Donald Trump’s HIV/AIDS Advisory Council Members Resigned Because of His Policies

Six members of the Presidential Advisory Council on HIV/AIDS (PACHA) resigned last week, citing the Trump administration’s blatant lack of concern and foresight as the cause.

In a joint letter published in Newsweek announcing their resignations, the group described the Trump administration’s failure to effectively address the HIV/AIDS epidemic, or to even address it at all. The signatories explained that they felt they would be more effective advocates from outside the Trump administration.

Trump’s actions have indicated that his administration will reverse much of the recent progress achieved under the Obama administration in the arenas of HIV/AIDS prevention and relief. In their letter, the former PACHA members delineated the ways in which Trump has demonstrated himself to be uninformed about the issue in ways that will directly hurt people with HIV: During the primaries, Trump refused to meet with HIV advocates, overtly rejecting an opportunity to become more educated on the issue; five months into his presidency, he still has no comprehensive HIV/AIDS strategy. “The final straw for us,” the signatories write, “more like a two-by-four than a straw,” is Trumpcare—the GOP plan to repeal the Affordable Care Act. Cuts to Medicaid in the bill, which gives care to over 40 percent of people with HIV, would hurt those affected tremendously.

PACHA was established in 1995 to advise the Secretary of Health and Human Services on matters of policy, programs and research to further treatment, prevention and an eventual cure for HIV. Composed of a wide variety of people—from public health officials to faith leaders to people living with HIV—the council provides crucial assistance to the presidential administration.
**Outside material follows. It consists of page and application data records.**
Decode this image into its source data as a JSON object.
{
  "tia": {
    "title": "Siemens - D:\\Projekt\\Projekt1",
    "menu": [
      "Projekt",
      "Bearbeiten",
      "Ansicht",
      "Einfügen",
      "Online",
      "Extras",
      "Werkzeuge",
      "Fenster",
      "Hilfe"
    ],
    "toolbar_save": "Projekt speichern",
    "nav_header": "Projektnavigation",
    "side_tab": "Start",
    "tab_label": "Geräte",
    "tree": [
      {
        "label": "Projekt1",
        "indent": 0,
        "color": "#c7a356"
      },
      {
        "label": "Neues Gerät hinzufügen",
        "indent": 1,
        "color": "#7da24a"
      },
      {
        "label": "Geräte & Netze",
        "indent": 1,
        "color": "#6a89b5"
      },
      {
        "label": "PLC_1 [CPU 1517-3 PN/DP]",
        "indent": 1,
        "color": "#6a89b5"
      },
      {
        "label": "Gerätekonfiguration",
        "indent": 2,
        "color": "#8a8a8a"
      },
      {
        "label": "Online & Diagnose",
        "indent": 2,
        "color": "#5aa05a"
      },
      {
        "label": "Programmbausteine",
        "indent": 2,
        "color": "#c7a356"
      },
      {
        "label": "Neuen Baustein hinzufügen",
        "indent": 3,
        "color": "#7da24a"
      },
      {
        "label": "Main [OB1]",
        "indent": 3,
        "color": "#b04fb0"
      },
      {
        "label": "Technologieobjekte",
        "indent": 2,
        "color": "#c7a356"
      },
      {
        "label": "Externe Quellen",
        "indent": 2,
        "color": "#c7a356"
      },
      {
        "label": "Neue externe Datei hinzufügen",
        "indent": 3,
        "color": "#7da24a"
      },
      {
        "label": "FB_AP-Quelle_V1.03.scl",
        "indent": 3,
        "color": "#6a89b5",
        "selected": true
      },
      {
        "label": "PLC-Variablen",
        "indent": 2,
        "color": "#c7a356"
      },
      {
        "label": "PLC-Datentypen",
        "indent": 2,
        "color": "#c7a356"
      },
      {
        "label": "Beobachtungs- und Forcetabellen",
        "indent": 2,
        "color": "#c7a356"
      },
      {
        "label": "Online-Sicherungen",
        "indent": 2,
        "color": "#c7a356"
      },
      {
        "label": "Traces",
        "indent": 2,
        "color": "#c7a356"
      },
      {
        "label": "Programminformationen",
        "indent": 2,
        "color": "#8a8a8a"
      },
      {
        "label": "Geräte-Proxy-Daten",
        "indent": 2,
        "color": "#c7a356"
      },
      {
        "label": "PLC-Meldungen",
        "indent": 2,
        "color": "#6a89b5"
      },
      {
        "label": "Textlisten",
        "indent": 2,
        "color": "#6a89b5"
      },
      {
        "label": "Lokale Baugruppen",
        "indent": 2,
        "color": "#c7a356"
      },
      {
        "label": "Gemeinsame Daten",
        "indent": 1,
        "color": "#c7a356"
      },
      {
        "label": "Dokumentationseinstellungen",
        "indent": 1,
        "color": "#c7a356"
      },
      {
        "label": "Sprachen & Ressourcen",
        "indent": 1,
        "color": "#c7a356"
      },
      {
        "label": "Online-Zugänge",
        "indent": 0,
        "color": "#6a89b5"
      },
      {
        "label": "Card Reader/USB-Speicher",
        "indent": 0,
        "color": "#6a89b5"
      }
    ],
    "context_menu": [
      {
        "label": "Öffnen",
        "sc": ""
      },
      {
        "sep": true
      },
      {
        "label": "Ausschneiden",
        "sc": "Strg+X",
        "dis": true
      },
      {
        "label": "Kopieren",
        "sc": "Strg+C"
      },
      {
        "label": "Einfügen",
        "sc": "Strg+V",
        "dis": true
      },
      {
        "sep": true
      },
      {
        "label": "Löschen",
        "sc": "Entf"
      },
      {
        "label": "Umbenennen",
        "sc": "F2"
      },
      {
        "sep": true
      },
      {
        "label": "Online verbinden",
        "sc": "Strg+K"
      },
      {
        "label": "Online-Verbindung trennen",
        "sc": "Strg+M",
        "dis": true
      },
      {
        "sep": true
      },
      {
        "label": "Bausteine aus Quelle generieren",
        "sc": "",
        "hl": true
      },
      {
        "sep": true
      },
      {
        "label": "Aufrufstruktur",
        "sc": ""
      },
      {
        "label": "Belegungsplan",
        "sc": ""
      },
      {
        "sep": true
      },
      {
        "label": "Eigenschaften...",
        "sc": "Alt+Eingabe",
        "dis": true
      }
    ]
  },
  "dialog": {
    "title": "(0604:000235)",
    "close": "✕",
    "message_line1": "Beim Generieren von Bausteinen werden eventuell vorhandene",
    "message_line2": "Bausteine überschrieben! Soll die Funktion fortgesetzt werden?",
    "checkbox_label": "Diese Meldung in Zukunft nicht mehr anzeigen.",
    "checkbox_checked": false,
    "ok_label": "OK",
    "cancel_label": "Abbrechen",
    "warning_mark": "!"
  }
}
However, those who have resigned have witnessed the Trump administration work to implement harmful and uninformed policies under a president “who simply does not care.” The letter emphasizes that the communities the Trump administration has repeatedly shown itself to ignore will be the most affected by this administrative incompetence:

“It will be people—many of them people of color—across the South and in rural and underserved areas across the country, the regions and communities now at the epicenter of the U.S. HIV/AIDS epidemic.

It will be young gay and bisexual men; it will be women of color; it will be transgender women; it will be low-income people.

It will be people who become newly infected in an uncontrolled epidemic, new cases that could be prevented by appropriate care for those already living with the disease.”

Women suffer from HIV disproportionately around the world, particularly women of color. According to The Foundation for Aids Research (amfAR), 51 percent of adults around the world living with HIV are women, and approximately 80 percent of all women in the U.S. with HIV are African American or Hispanic. Asians and Pacific Islanders have the highest rate of increase in HIV infections in the country, especially API women and trans women.

The six former PACHA members made a bold statement through their resignations against the ignorance and uncaring of a president whose policies will harm the most marginalized groups. The Trump administration has clearly demonstrated that it is unprepared and unconcerned for the HIV epidemic, which affects over one million people in the United States. The Office of National AIDS Policy website was taken down the day Trump took office and has still not been replaced. Trump has not yet appointed a leader to the White House Office of National AIDS Policy either—a position President Obama filled a little over one month into his administration.

For the sake of the health of those who live with HIV—including women and people of color—Congress ought to listen to the letter’s final request: “We hope the members of Congress who have the power to affect healthcare reform will engage with us and other advocates in a way that the Trump Administration apparently will not.”


Maddie Kim is a former Editorial Intern at Ms. studying English and creative writing at Stanford. Her poetry and prose have been recognized by the Norman Mailer Center, Princeton University, Sierra Nevada Review and Adroit Prizes. She is a prose reader for The Adroit Journal. When she’s not writing, she likes tap dancing and taking blurry photos of her dogs. You can find her on Instagram and Twitter.